I've said before that a puzzle featuring proper names is going to be hard for me (and consequently not very enjoyable) so this one started out in the dog house as far as I was concerned. But as I worked through the grid I began to notice a preponderance of proper names in the non-theme fill, too, so out of curiosity I went back and put a check mark by every clue involving some one's name and I came up with a more than 20, and that's in addition to the 10 theme clues! I would expect that kind of density of names in a puzzle in 'People Magazine', not a Premier Crossword. All those names were, I'm sure, necessary for Frank to construct a grid to accommodate the red heads but they detracted from the enjoyment for me. In the end, I was left staring at a blank square where two of the names crossed: Actress Jessica (56a) and Kids' author Enid (58d) were both unfamiliar to me so I had to run the alphabet at their cross and the most likely candidate seemed to be a "B" to produce ALBA/BLYTON and luckily for me it was correct - but I don't like having to finish a puzzle on a guess. I did enjoy seeing PEEWEE REESE in the grid though - he was one of my favorite ball players growing up and he could stop a GROUNDER (17d - Alternative to a fly ball) better than any else in the game.  "Sk8er BOI" (89d -2002 Avril Lavigne hit), not so much.

I don't want to close on a negative note so let's see if The Boss can make me feel better with a video featuring some more unknown to me red-heads:

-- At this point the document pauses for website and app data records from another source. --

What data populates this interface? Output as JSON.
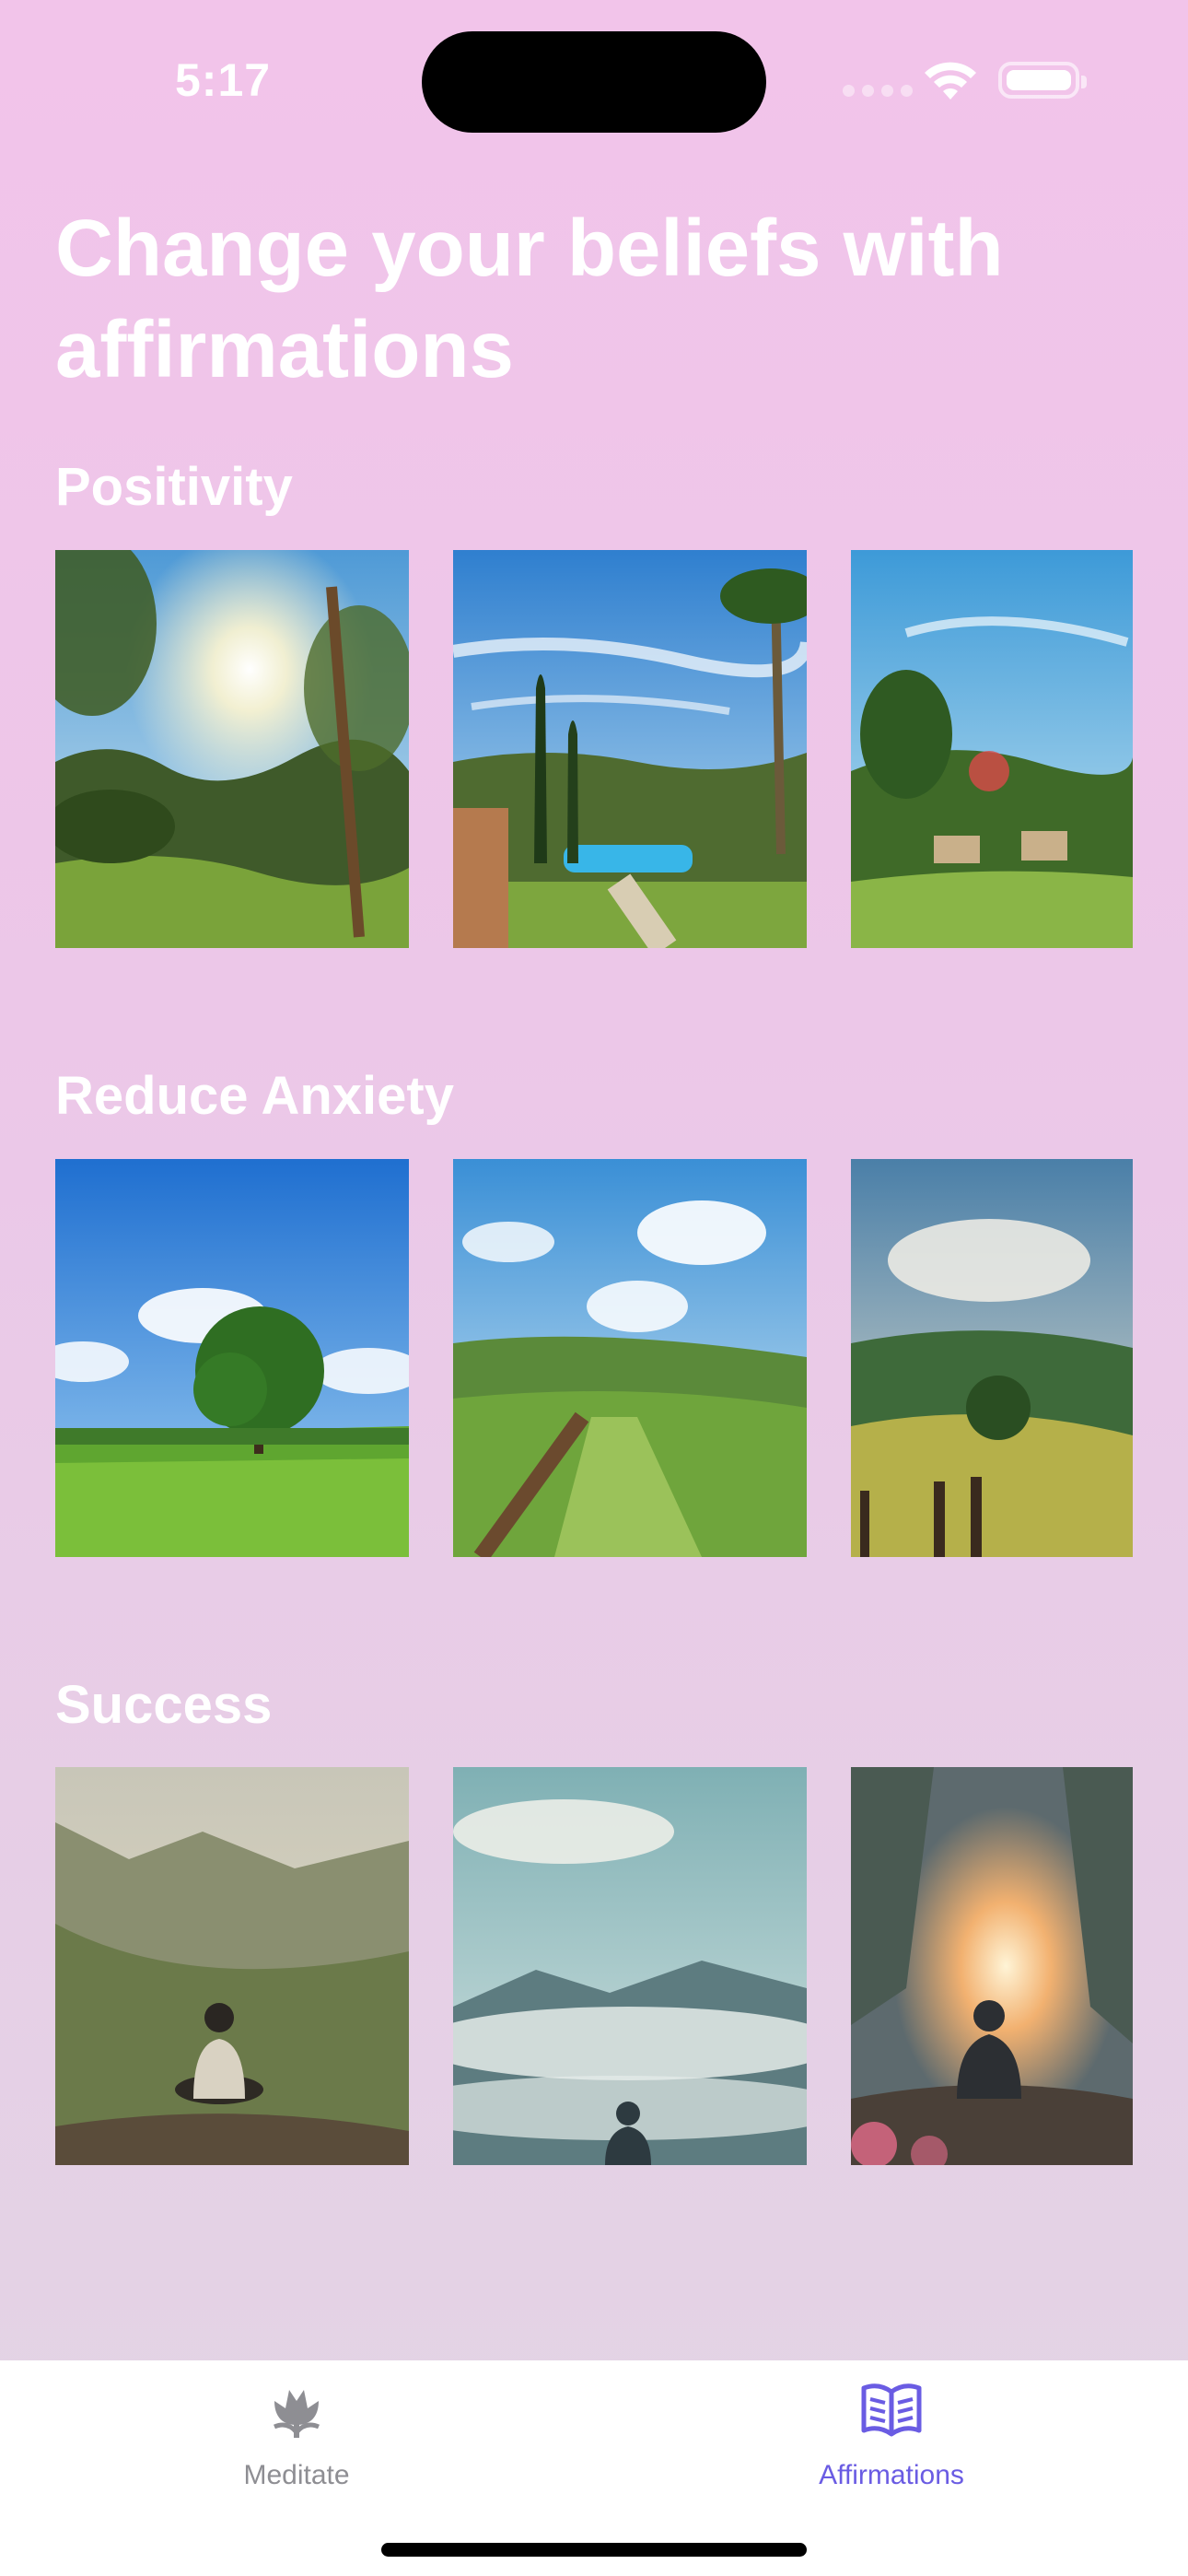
{
  "status": {
    "time": "5:17"
  },
  "page": {
    "title": "Change your beliefs with affirmations"
  },
  "sections": [
    {
      "title": "Positivity"
    },
    {
      "title": "Reduce Anxiety"
    },
    {
      "title": "Success"
    }
  ],
  "tabs": [
    {
      "label": "Meditate",
      "icon": "tulip-icon",
      "selected": false
    },
    {
      "label": "Affirmations",
      "icon": "open-book-icon",
      "selected": true
    }
  ],
  "colors": {
    "accent": "#6a5ce3",
    "inactive": "#8e8e93"
  }
}
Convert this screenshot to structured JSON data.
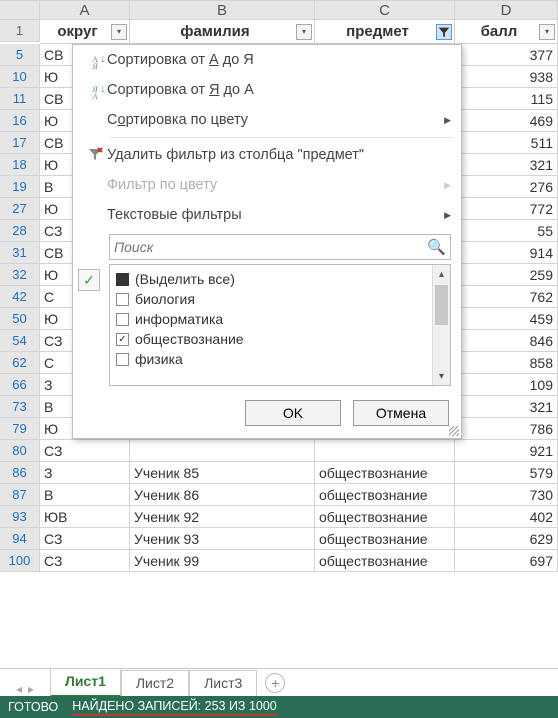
{
  "columns": {
    "rowhead": "",
    "A": "A",
    "B": "B",
    "C": "C",
    "D": "D"
  },
  "headers": {
    "okrug": "округ",
    "familia": "фамилия",
    "predmet": "предмет",
    "ball": "балл",
    "row": "1"
  },
  "rows_top": [
    {
      "n": "5",
      "a": "СВ",
      "d": "377"
    },
    {
      "n": "10",
      "a": "Ю",
      "d": "938"
    },
    {
      "n": "11",
      "a": "СВ",
      "d": "115"
    },
    {
      "n": "16",
      "a": "Ю",
      "d": "469"
    },
    {
      "n": "17",
      "a": "СВ",
      "d": "511"
    },
    {
      "n": "18",
      "a": "Ю",
      "d": "321"
    },
    {
      "n": "19",
      "a": "В",
      "d": "276"
    },
    {
      "n": "27",
      "a": "Ю",
      "d": "772"
    },
    {
      "n": "28",
      "a": "СЗ",
      "d": "55"
    },
    {
      "n": "31",
      "a": "СВ",
      "d": "914"
    },
    {
      "n": "32",
      "a": "Ю",
      "d": "259"
    },
    {
      "n": "42",
      "a": "С",
      "d": "762"
    },
    {
      "n": "50",
      "a": "Ю",
      "d": "459"
    },
    {
      "n": "54",
      "a": "СЗ",
      "d": "846"
    },
    {
      "n": "62",
      "a": "С",
      "d": "858"
    },
    {
      "n": "66",
      "a": "З",
      "d": "109"
    },
    {
      "n": "73",
      "a": "В",
      "d": "321"
    },
    {
      "n": "79",
      "a": "Ю",
      "d": "786"
    },
    {
      "n": "80",
      "a": "СЗ",
      "d": "921"
    }
  ],
  "rows_bottom": [
    {
      "n": "86",
      "a": "З",
      "b": "Ученик 85",
      "c": "обществознание",
      "d": "579"
    },
    {
      "n": "87",
      "a": "В",
      "b": "Ученик 86",
      "c": "обществознание",
      "d": "730"
    },
    {
      "n": "93",
      "a": "ЮВ",
      "b": "Ученик 92",
      "c": "обществознание",
      "d": "402"
    },
    {
      "n": "94",
      "a": "СЗ",
      "b": "Ученик 93",
      "c": "обществознание",
      "d": "629"
    },
    {
      "n": "100",
      "a": "СЗ",
      "b": "Ученик 99",
      "c": "обществознание",
      "d": "697"
    }
  ],
  "menu": {
    "sort_az_pre": "Сортировка от ",
    "sort_az_a": "А",
    "sort_az_mid": " до ",
    "sort_az_z": "Я",
    "sort_za_pre": "Сортировка от ",
    "sort_za_a": "Я",
    "sort_za_mid": " до ",
    "sort_za_z": "А",
    "sort_color_pre": "С",
    "sort_color_ul": "о",
    "sort_color_rest": "ртировка по цвету",
    "clear_filter": "Удалить фильтр из столбца \"предмет\"",
    "filter_color": "Фильтр по цвету",
    "text_filters": "Текстовые фильтры",
    "search_placeholder": "Поиск",
    "select_all": "(Выделить все)",
    "opt_bio": "биология",
    "opt_inf": "информатика",
    "opt_obsh": "обществознание",
    "opt_fiz": "физика",
    "ok": "OK",
    "cancel": "Отмена"
  },
  "sheets": {
    "s1": "Лист1",
    "s2": "Лист2",
    "s3": "Лист3"
  },
  "status": {
    "ready": "ГОТОВО",
    "found": "НАЙДЕНО ЗАПИСЕЙ: 253 ИЗ 1000"
  }
}
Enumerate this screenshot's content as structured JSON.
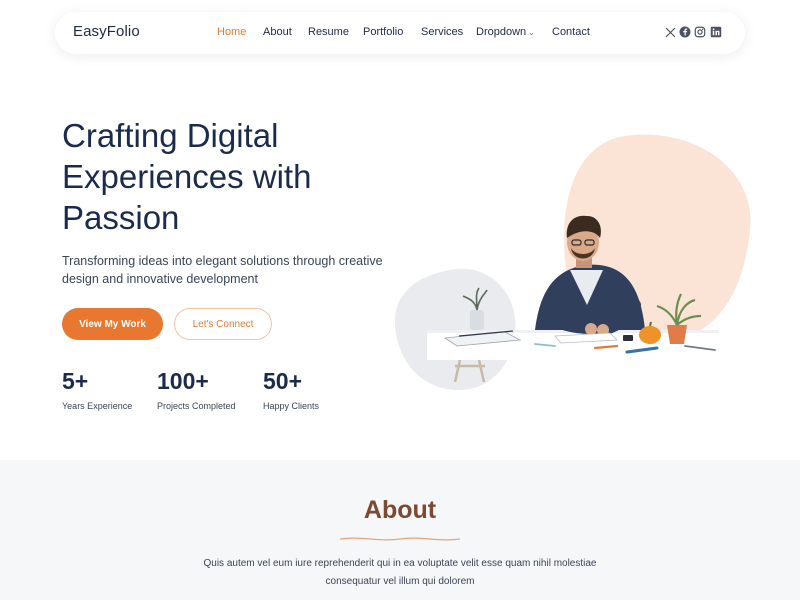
{
  "header": {
    "logo": "EasyFolio",
    "nav": [
      {
        "label": "Home",
        "active": true
      },
      {
        "label": "About"
      },
      {
        "label": "Resume"
      },
      {
        "label": "Portfolio"
      },
      {
        "label": "Services"
      },
      {
        "label": "Dropdown"
      },
      {
        "label": "Contact"
      }
    ],
    "socials": [
      "x-icon",
      "facebook-icon",
      "instagram-icon",
      "linkedin-icon"
    ]
  },
  "hero": {
    "title_lines": [
      "Crafting Digital",
      "Experiences with",
      "Passion"
    ],
    "subtitle": "Transforming ideas into elegant solutions through creative design and innovative development",
    "primary_button": "View My Work",
    "secondary_button": "Let's Connect",
    "stats": [
      {
        "value": "5+",
        "label": "Years Experience"
      },
      {
        "value": "100+",
        "label": "Projects Completed"
      },
      {
        "value": "50+",
        "label": "Happy Clients"
      }
    ]
  },
  "about": {
    "title": "About",
    "text": "Quis autem vel eum iure reprehenderit qui in ea voluptate velit esse quam nihil molestiae consequatur vel illum qui dolorem"
  },
  "colors": {
    "accent": "#e8782f",
    "heading": "#1a2b4c",
    "about_title": "#7a4a33",
    "blob_peach": "#fbe3d6",
    "blob_gray": "#e9ebee",
    "section_bg": "#f6f7f9"
  }
}
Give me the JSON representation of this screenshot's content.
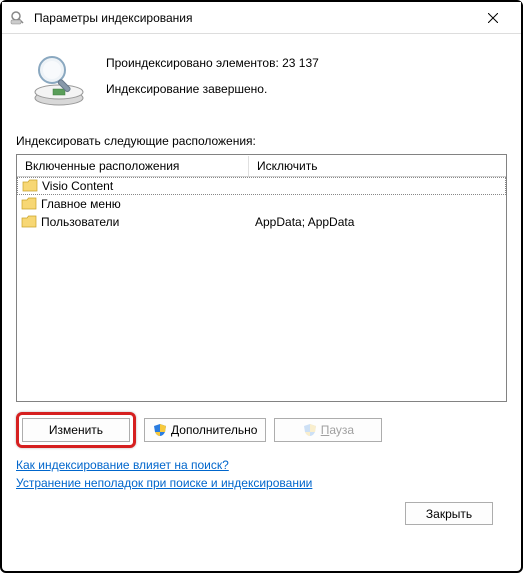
{
  "titlebar": {
    "title": "Параметры индексирования"
  },
  "status": {
    "indexed_label": "Проиндексировано элементов: 23 137",
    "state_label": "Индексирование завершено."
  },
  "section_label": "Индексировать следующие расположения:",
  "columns": {
    "included": "Включенные расположения",
    "excluded": "Исключить"
  },
  "rows": [
    {
      "name": "Visio Content",
      "excluded": ""
    },
    {
      "name": "Главное меню",
      "excluded": ""
    },
    {
      "name": "Пользователи",
      "excluded": "AppData; AppData"
    }
  ],
  "buttons": {
    "modify": "Изменить",
    "advanced": "Дополнительно",
    "pause": "Пауза",
    "close": "Закрыть"
  },
  "links": {
    "how_affects": "Как индексирование влияет на поиск?",
    "troubleshoot": "Устранение неполадок при поиске и индексировании"
  }
}
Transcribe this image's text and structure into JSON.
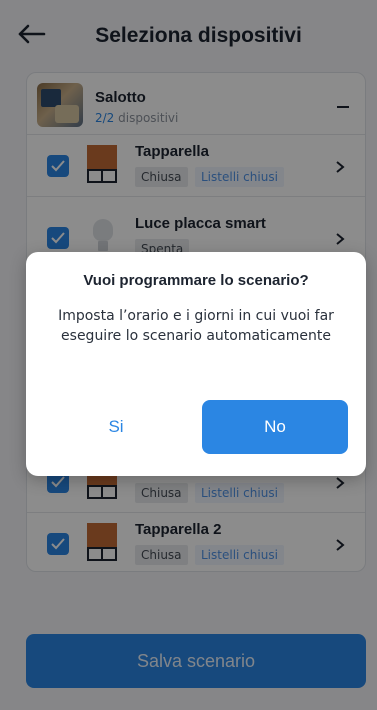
{
  "header": {
    "back_icon": "arrow-left-icon",
    "title": "Seleziona dispositivi"
  },
  "room": {
    "name": "Salotto",
    "count_selected": "2/2",
    "count_suffix": " dispositivi"
  },
  "devices": [
    {
      "name": "Tapparella",
      "icon": "shutter-icon",
      "state": "Chiusa",
      "detail": "Listelli chiusi",
      "checked": true
    },
    {
      "name": "Luce placca smart",
      "icon": "bulb-icon",
      "state": "Spenta",
      "detail": "",
      "checked": true
    },
    {
      "name": "",
      "icon": "shutter-icon",
      "state": "Chiusa",
      "detail": "Listelli chiusi",
      "checked": true
    },
    {
      "name": "Tapparella 2",
      "icon": "shutter-icon",
      "state": "Chiusa",
      "detail": "Listelli chiusi",
      "checked": true
    }
  ],
  "save_button": "Salva scenario",
  "dialog": {
    "title": "Vuoi programmare lo scenario?",
    "body": "Imposta l’orario e i giorni in cui vuoi far eseguire lo scenario automaticamente",
    "yes_label": "Si",
    "no_label": "No"
  },
  "colors": {
    "accent": "#2b86e3",
    "shutter": "#c26a36",
    "overlay": "rgba(0,0,0,0.45)"
  }
}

Yeah, that did the job - I'm feeling much better about redheads now.